# [Problem requirements]
Report the number of lines in the records below that hold "Infrastructure", and leave out everything else.

..............................

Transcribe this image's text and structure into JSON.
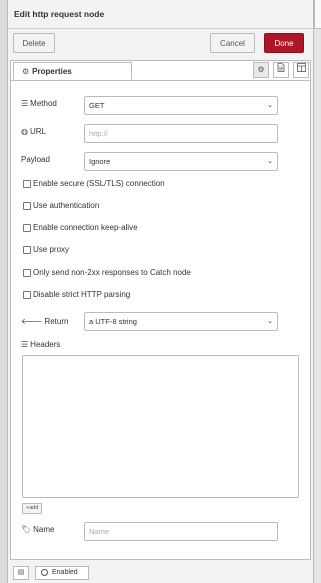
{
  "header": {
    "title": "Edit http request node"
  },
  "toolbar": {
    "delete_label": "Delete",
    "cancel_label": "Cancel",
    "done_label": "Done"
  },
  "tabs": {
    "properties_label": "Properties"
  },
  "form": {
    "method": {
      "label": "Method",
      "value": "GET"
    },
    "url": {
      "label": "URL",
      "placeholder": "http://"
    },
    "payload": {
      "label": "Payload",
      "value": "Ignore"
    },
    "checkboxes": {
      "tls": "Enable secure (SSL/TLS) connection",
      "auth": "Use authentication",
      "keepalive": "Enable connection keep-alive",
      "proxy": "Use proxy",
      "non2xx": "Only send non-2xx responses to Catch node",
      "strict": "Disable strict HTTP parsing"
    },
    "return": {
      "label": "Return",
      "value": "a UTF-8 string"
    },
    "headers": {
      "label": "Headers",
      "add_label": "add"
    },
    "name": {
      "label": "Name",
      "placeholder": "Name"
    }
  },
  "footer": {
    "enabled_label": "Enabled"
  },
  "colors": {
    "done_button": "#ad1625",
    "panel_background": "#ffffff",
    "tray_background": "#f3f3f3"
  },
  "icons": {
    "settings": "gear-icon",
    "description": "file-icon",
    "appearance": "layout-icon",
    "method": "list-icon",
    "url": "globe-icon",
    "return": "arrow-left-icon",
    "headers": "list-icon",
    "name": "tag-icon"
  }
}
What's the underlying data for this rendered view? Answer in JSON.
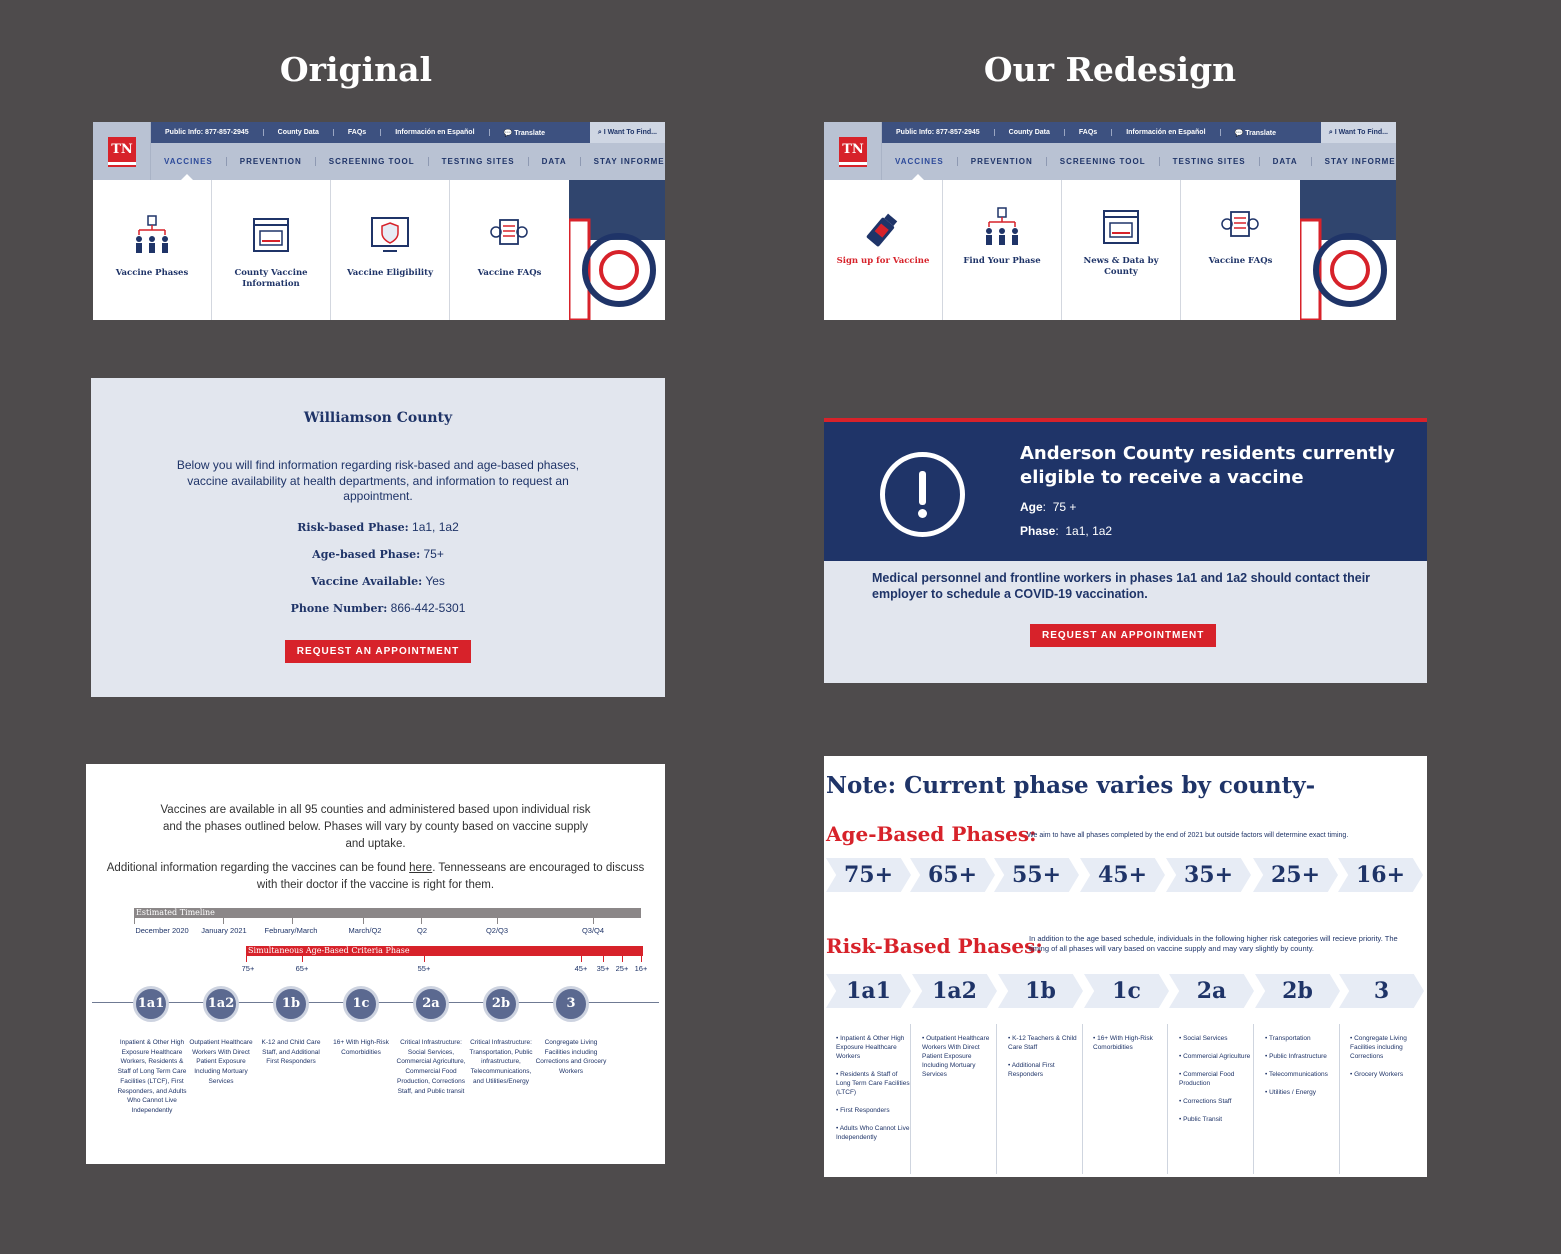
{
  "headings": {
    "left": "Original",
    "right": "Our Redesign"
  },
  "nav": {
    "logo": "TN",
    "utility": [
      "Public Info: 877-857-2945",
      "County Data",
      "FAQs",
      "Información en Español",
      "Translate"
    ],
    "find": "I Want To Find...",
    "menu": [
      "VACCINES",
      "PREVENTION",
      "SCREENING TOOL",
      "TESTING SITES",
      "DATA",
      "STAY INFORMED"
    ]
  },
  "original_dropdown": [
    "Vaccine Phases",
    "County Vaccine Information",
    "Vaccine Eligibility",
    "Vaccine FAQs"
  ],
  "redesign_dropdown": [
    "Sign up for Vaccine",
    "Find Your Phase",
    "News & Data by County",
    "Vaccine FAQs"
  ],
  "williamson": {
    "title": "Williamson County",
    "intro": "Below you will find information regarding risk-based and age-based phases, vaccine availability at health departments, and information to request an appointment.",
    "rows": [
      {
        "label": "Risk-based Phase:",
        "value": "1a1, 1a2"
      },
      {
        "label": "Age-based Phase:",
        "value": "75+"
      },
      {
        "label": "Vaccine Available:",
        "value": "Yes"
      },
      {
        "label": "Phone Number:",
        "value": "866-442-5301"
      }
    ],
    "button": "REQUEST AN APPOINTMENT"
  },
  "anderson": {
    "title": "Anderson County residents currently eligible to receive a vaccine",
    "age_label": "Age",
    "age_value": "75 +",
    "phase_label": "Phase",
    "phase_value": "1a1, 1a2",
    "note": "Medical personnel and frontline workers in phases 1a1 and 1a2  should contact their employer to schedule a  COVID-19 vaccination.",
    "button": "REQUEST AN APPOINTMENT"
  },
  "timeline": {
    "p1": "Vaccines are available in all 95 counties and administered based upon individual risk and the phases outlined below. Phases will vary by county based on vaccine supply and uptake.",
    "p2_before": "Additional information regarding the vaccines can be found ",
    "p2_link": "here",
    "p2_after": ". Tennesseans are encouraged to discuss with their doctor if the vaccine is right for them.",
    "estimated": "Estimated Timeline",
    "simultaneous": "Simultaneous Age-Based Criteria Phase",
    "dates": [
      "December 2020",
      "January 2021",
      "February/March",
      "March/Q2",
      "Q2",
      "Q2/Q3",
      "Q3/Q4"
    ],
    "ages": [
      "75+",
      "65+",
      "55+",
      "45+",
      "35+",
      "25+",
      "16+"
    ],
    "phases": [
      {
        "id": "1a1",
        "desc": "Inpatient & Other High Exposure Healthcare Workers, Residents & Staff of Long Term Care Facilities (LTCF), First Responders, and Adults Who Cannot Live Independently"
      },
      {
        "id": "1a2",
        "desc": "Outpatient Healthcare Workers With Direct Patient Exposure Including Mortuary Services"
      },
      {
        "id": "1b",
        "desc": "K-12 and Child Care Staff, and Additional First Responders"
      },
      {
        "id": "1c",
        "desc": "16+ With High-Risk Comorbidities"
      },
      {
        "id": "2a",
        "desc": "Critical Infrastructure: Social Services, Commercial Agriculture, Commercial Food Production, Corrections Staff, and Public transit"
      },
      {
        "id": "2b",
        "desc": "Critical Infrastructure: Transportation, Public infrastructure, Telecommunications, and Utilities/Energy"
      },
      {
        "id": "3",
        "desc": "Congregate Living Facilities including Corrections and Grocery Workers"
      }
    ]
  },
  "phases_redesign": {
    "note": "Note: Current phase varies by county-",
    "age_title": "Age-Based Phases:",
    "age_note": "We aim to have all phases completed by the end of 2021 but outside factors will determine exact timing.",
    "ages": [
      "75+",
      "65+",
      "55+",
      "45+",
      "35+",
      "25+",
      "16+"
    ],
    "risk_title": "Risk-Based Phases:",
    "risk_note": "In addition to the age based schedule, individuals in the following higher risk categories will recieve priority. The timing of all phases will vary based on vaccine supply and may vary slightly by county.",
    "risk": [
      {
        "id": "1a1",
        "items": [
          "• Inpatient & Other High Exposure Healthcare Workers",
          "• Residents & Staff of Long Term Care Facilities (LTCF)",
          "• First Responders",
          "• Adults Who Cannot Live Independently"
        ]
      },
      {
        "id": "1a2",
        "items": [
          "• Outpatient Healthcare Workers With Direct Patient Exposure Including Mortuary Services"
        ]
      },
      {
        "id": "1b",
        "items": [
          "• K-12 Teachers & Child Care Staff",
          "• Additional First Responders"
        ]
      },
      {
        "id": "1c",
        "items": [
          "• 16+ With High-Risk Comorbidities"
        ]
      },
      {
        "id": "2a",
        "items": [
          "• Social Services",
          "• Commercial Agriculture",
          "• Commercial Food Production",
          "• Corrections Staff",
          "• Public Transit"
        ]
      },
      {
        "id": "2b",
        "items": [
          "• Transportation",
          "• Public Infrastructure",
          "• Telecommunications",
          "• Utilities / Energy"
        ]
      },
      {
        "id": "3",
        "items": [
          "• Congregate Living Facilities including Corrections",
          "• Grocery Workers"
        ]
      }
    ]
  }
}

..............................

# [Output of the exercise]
3